Impacting Household Energy Prices
Even before the current 2022 energy crisis, UK households were struggling to pay their bills, with energy expenditure accounting for 11% of total spending among the poorest 10%. A major competition review of the energy market was undertaken by the Competition and Markets Authority (CMA) resulting in a £1b annual saving on household bills in 2019 and leading to even greater savings today. This review included evidence from research conducted by Prof Catherine Waddams Price and colleagues at the University of East Anglia’s (UEA) Centre for Competition Policy (CCP).
Impact of consumer inertia
Guided by CCP’s findings, the CMA developed a new understanding of consumer behaviour and the role inactive consumers who did not ‘shop around’ for a better deal played in the dynamics of the market.
"The CMA’s historical view was that consumers reacted quickly to prices and would seek out the cheapest supplier. The Centre for Consumer Policy (CCP) work demonstrated that this was not the case in energy markets and also offered key insights on the reasons why it was not."
- Chair, Competition & Markets Authority Energy Market Investigation
This was one of the main findings of the CCP-informed CMA review: weak consumer response significantly inhibited competition in household energy markets. In fact, the CMA estimated that the inertia of energy consumers was costing them each £300 a year in lost savings on their energy bills, a total annual detriment of £14b.
Impact on the four-tariff rule
CCP research also highlighted the detrimental effect on competition of regulatory interventions, particularly the ‘four-tariff rule’ which led to companies withdrawing low price offers for low-income households. Removal of the regulatory constraint enabled those less well-off households to benefit from the greater choice available. In fact, its removal strengthened competition generally, benefiting all consumers.

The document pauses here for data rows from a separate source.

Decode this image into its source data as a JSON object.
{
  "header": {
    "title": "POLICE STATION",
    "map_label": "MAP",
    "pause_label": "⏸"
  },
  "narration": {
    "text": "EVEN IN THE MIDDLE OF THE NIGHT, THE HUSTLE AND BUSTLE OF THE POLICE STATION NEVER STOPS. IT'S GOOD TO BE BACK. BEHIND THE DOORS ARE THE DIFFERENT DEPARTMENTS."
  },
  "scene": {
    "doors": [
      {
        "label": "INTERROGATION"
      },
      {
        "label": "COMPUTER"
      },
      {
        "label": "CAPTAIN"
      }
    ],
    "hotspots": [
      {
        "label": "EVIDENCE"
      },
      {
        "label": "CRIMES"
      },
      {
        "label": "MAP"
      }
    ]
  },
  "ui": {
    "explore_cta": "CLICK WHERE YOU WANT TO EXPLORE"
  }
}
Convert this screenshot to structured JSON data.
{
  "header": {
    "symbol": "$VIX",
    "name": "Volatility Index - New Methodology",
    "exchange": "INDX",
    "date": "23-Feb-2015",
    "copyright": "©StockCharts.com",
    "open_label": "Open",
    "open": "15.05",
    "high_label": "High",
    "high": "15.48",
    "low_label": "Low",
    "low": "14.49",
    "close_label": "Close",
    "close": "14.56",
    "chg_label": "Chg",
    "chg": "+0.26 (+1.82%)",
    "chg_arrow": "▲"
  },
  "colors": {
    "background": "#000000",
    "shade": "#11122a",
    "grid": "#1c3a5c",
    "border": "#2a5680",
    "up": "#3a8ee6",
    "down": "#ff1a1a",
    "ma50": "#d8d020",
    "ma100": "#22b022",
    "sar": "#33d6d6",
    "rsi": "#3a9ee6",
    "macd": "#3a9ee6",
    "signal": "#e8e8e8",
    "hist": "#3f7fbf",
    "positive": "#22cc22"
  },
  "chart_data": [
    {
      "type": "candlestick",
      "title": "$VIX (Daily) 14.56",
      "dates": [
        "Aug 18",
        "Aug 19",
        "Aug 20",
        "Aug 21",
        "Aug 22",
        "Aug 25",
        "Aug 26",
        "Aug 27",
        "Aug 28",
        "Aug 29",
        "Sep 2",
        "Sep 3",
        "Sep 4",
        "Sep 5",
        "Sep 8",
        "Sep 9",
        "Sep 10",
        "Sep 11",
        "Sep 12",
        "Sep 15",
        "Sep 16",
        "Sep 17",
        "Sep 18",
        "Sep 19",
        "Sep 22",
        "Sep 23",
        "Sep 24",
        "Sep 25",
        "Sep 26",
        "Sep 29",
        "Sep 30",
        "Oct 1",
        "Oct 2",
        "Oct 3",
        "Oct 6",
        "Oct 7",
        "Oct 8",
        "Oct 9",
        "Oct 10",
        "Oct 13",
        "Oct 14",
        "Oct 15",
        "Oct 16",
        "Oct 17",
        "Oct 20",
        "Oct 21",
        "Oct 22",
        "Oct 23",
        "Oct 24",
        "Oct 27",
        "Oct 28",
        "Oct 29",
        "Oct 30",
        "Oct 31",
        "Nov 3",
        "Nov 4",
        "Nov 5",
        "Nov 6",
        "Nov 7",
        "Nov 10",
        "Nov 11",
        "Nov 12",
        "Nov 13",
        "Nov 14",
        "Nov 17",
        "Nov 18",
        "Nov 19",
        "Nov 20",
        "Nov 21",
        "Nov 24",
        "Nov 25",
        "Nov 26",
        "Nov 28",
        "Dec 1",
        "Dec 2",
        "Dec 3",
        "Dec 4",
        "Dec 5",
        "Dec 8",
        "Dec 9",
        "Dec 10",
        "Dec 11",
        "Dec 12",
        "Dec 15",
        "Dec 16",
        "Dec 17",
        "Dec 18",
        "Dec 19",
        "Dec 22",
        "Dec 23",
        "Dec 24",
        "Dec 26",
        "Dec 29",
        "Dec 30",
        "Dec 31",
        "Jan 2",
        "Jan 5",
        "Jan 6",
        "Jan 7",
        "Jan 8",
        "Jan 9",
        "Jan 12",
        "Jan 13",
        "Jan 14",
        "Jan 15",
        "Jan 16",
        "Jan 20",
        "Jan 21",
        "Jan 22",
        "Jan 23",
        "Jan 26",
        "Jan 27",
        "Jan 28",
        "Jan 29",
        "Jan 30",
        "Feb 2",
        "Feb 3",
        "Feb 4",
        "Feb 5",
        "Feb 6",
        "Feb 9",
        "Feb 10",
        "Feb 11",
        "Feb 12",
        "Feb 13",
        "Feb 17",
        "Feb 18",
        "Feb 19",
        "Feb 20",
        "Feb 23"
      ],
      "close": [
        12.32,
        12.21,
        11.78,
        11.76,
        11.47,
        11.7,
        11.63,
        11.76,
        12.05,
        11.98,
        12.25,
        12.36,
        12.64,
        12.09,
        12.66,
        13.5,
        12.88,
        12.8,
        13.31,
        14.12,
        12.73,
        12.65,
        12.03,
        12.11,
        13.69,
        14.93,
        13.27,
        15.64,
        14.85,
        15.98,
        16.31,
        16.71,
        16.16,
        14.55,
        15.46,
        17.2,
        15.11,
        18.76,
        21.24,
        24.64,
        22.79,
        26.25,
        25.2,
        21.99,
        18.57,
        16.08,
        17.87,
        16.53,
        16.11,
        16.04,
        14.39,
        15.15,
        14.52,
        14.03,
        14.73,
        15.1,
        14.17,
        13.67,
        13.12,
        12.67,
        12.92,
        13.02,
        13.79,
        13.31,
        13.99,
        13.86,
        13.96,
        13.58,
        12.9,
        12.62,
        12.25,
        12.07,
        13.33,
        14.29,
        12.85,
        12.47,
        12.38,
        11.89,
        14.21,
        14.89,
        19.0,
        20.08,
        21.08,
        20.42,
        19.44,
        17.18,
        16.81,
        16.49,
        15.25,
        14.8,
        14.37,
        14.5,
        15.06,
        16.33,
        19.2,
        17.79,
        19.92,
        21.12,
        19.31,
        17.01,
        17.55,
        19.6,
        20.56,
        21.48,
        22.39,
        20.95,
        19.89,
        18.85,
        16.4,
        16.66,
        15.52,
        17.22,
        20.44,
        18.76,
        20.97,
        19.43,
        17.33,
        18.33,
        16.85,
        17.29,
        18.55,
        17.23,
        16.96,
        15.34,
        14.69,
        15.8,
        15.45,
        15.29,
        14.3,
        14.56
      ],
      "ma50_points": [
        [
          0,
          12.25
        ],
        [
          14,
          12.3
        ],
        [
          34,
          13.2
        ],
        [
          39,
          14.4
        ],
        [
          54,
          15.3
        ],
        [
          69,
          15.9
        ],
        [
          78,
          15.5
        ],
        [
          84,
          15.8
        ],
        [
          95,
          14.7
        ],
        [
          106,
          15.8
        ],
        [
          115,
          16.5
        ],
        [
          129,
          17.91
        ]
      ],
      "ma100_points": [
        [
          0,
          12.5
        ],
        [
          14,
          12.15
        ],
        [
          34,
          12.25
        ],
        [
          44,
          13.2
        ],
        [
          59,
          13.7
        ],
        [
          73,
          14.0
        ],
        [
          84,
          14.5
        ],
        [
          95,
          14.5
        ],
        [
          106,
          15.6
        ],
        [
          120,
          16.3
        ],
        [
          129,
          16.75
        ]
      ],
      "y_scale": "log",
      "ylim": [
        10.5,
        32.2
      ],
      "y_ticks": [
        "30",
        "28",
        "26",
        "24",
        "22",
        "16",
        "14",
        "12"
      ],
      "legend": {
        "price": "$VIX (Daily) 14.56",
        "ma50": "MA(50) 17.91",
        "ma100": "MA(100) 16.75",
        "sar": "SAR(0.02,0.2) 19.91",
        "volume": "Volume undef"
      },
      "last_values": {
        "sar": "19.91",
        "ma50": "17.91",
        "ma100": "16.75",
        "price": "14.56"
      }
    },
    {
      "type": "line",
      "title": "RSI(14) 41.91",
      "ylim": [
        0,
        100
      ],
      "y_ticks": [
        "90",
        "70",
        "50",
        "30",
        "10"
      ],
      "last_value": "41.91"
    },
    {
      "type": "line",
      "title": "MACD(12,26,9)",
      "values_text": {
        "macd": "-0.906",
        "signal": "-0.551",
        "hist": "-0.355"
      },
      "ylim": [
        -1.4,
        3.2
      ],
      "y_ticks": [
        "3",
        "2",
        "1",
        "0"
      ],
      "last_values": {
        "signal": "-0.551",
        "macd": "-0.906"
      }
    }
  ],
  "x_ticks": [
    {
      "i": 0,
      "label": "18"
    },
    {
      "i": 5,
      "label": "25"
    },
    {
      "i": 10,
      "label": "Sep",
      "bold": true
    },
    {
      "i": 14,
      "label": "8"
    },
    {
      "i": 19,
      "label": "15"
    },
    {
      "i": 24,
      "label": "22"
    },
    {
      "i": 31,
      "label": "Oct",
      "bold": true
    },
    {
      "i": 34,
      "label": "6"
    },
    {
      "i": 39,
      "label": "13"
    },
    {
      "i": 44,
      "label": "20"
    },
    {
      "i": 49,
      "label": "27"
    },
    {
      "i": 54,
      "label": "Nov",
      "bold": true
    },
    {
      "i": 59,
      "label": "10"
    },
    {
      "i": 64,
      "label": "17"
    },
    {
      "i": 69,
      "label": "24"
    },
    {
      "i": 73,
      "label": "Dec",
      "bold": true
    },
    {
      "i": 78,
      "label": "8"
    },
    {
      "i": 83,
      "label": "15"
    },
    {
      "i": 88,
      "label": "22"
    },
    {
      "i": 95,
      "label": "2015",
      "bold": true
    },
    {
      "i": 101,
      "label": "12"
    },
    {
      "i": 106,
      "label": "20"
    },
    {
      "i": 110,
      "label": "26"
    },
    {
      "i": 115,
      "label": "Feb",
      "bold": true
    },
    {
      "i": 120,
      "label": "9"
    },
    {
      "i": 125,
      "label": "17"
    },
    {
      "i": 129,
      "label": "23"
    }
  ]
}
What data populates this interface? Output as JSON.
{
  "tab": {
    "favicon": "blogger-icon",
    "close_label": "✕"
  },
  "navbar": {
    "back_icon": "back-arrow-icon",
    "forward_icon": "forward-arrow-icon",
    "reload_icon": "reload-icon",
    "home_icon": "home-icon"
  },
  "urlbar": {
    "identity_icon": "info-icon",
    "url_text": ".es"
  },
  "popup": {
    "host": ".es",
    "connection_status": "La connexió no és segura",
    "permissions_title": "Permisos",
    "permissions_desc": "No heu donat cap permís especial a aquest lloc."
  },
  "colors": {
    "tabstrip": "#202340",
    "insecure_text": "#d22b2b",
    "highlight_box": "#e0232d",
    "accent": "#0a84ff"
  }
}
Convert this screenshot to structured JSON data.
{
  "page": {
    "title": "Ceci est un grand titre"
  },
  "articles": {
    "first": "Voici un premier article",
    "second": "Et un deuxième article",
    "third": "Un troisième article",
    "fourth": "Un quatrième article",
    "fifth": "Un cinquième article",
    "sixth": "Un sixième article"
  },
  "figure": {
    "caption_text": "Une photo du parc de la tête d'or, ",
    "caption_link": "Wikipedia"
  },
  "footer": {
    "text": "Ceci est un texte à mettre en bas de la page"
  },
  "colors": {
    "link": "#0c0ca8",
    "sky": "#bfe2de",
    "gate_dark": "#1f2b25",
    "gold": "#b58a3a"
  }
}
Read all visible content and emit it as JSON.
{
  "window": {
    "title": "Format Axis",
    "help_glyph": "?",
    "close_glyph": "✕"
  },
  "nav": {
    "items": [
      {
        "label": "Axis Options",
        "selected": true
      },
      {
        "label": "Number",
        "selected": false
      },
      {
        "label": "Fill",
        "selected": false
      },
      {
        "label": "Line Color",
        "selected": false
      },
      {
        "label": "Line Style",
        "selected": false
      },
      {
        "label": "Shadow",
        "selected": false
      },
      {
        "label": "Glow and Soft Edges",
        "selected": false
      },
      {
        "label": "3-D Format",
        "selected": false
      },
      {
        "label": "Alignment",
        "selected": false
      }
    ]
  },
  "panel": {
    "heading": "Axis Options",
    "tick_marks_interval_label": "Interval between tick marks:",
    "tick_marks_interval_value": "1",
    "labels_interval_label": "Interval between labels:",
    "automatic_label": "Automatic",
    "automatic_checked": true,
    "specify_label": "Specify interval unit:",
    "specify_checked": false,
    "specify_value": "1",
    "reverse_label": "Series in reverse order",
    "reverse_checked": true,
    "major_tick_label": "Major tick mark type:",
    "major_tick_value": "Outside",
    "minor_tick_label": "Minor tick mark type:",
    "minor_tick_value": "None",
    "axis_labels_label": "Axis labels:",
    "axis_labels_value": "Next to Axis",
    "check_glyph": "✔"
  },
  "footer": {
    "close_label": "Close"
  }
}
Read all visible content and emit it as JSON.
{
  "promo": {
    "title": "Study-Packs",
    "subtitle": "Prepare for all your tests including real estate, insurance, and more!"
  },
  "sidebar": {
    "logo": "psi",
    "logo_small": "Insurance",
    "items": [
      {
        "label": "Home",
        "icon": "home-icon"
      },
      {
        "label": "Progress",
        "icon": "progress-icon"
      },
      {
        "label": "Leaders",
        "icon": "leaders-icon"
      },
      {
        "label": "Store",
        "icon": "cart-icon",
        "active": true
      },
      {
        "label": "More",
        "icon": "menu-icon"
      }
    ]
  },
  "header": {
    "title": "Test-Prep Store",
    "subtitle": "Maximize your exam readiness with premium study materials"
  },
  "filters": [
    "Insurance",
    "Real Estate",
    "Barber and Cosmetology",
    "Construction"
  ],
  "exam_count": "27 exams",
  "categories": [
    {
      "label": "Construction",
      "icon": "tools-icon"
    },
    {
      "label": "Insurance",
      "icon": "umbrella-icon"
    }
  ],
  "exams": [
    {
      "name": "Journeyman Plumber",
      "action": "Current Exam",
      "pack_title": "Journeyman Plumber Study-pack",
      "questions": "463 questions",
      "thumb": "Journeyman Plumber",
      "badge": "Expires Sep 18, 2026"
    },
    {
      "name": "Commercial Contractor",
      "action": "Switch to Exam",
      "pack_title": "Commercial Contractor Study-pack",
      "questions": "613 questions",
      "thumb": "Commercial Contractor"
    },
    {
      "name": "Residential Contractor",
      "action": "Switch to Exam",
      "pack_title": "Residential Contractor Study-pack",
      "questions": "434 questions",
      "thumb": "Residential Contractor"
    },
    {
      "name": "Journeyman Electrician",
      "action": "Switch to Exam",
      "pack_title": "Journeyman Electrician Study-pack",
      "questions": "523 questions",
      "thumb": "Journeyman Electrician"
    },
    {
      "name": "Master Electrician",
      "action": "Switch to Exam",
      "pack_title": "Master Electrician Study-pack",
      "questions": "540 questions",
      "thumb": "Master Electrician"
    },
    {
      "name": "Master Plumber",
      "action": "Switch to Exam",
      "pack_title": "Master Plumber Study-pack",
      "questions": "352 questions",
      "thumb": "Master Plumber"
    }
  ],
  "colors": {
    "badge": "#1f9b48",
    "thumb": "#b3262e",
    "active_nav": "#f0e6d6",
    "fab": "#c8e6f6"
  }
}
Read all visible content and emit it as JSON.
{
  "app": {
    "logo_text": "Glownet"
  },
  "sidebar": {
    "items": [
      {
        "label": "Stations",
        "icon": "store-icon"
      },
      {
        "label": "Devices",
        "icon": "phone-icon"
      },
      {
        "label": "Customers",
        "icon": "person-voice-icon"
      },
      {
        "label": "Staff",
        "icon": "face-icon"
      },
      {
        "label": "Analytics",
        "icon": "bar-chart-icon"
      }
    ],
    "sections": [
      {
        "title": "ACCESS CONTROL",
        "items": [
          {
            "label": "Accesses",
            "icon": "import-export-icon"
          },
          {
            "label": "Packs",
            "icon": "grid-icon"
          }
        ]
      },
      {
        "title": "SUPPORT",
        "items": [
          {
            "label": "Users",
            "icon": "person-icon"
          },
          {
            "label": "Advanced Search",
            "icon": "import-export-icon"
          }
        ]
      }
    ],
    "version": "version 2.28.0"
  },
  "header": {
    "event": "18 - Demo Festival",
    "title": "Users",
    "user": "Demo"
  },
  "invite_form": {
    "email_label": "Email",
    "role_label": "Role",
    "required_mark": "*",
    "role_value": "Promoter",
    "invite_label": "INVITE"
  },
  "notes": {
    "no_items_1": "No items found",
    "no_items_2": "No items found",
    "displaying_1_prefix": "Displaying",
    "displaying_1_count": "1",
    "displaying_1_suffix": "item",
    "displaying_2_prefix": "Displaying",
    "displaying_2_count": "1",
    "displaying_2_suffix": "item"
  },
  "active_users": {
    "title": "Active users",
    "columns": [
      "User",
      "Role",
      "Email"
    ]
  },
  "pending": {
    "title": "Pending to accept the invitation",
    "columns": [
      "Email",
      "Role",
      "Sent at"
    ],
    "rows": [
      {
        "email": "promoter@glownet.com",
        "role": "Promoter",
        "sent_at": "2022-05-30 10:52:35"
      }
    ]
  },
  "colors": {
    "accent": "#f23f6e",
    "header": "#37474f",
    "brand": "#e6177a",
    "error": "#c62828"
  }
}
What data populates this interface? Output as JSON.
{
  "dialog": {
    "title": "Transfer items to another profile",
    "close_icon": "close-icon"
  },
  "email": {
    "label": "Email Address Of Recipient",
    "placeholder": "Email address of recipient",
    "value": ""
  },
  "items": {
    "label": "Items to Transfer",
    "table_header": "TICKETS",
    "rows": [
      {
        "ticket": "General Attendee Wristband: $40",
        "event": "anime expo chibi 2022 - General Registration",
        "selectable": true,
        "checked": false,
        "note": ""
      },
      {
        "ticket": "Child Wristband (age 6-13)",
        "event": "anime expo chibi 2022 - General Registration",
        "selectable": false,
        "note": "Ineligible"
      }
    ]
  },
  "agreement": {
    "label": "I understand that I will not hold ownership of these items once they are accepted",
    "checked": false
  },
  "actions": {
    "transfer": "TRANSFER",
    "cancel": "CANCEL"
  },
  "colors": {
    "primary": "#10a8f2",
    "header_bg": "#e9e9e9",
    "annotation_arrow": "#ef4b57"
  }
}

Impact on the design of the price cap
As a result of the review, the government decided to cap the prices which energy suppliers could charge those consumers who had not recently engaged in the energy market. Imposition of the cap required primary legislation, with UEA’s CCP involved throughout the debate with Parliament. A relative cap was rejected and CCP’s evidence on previous regulatory interventions was widely cited in the pre-legislative committee’s report as well as in a House of Commons briefing on the energy market.
"The immediate impact of the cap would be to save customers up to £1b a year through reducing the degree of market power enjoyed by the bigger firms, as well as forcing them to rapidly become more efficient."
- CEO, Ofgem
The wider impact
The fundamental challenge posed by CCP research to the conventional theory of market competition and consumer engagement continues to impact today, at home and abroad. Here in the UK, UEA’s research has provided a solid grounding for government and regulators as they attempt to help householders struggling to pay their energy bills. While abroad, in Australia, for example, the Victorian Essential Services Commission based the review of its own default tariff in 2019 on CCP research. Beyond energy, CCP research influenced the super-complaint across various markets in the UK by the consumer organisation, Citizen’s Advice.
"The overall impact of the research was considerable; it represented a questioning of the conventional theory of market competition and consumer engagement that is taught to all students of microeconomics."
- CEO, Ofgem